Autumn Pike With Matt Boast
As the leaves start to change colour, and the mornings become cold with frost coating the grass, I know it’s time for an autumn pike hunt.
My planning on the rivers starts in the summer months. When the water is at its lowest, the deepest holes are revealed. The snags that create slacks for the bait fish to hold out of the main flow are exposed.
So as I walk the dogs along the banks during these hotter months, I will be formulating my plan of attack. How am I going to cast upstream, past the sunken tree that nobody can see, but I know is there? My bait will wobble enticingly past like a baitfish struggling to fight the current, the big girl will be laying in the slack water waiting for just such an opportunity - conserving her energy out of the main flow.
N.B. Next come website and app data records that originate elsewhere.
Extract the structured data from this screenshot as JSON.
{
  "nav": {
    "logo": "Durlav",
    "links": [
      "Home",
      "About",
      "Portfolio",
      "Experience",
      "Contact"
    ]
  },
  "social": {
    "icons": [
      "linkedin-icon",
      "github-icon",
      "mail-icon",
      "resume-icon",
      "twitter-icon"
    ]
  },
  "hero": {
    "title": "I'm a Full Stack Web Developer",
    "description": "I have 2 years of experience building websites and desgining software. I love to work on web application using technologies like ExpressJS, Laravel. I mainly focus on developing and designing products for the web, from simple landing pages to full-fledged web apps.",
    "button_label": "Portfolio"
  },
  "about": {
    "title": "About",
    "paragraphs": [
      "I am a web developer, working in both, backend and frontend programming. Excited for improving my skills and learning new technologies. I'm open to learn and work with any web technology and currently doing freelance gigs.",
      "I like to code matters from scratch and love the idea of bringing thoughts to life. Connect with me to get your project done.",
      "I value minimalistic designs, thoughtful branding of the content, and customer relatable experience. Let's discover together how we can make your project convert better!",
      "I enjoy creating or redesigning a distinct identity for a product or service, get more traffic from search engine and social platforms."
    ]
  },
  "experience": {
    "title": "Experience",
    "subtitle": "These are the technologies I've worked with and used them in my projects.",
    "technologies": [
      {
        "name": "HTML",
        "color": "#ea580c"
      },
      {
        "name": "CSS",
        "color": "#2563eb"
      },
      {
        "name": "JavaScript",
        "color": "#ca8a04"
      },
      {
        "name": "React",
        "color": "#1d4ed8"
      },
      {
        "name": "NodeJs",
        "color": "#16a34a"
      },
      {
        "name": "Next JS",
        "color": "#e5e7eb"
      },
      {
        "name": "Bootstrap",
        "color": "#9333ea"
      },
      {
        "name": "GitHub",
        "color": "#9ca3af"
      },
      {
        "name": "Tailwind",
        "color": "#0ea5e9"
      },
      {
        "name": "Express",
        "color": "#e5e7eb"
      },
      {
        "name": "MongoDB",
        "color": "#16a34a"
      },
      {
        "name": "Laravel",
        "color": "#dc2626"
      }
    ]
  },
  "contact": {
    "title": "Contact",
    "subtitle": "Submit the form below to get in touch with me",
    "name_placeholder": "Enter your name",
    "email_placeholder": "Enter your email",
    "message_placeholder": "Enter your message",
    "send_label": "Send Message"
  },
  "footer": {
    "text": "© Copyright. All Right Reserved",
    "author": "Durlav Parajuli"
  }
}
Timing is crucial - you are best to hit the rivers at the first and the last light - the moments known as the witching hours. Low light conditions help to give both predators and prey confidence (not feeling too exposed by large amounts of light). As the sun climbs higher in the sky, the pike retreat into darker confines - although you can find the smaller jacks enjoying the warm shallows if you creep along the banks.
Each spot I arrive in, I will systematically work using the knowledge I recorded in the summer. I will start with some short casts on the inside margins to find any closer fish that I may spook once I start making longer casts. Dependent on the water temperatures and the river flow, I will vary my approach in the early autumn: with low flow, I will choose lighter lures and fish them higher in the water column presenting a silhouetted bait that the fish can hit so hard it results in a slack line. As the autumn progresses and the flow increases, I will use heavier baits to get them down quicker and will revert to fishing downstream allowing the bait to stay deep. I will use the current to swing the bait across the flow and close to the key holding areas.
For this approach, Storm’s R.I.P. Multi-Depth Screw System is invaluable. Its simplicity is the key. I can have a pocket containing various weights and switch them out: removing some if I find a deep slow glide, or adding them to my bait lower in the water as I swing it using the fast current into a back eddy on the boulders at the end of the mill pool.
When selecting my baits, I will always have two tail types with me: the paddle tail that will thump away in the current, and the curly that has less resistance in the flow and only needs the slightest movement to pulse enticingly. As the season progresses and the mornings become colder, the pike can be more dormant in the early mornings and stay passive until the sun warms the water a little. If the usually productive spots fail to deliver, I like to try a spinnerbait. The combination of noise, vibration and flash can trigger the fish into feeding on those colder days.
Another little trick l use is to balance my tackle and replace the split rings on my lures with 40 lb rings. This enables me to fish snaggy situations with trust in that I can bend out the split rings and not lose my favourite lure. My two main setups are one fixed spool for longer casts on big rivers, and one multiplier setup for small to medium sized rivers. I like a heavy or extra heavy setup and I run a bright-coloured braid as it's quick to pick up direction if caught up in heavy flow. This will be connected with an FG knot to 0,90mm fluorocarbon leader and terminated with a VMC Crosslock Snap.
Fishing rivers fast is the key, so I like to keep my setup straightforward with one rod and reel, a net, unhooking mat and unhooking tools - then a simple Rapala Sling Bag with a selection of lures and interchangeable weights to suit changing conditions. This minimalist setup stays in my truck allowing me to grab two hours before work and a couple on my way home to get the results I need when putting the time in.
Tight lines and I can't wait to see your pictures of a big pike on a frosty morning!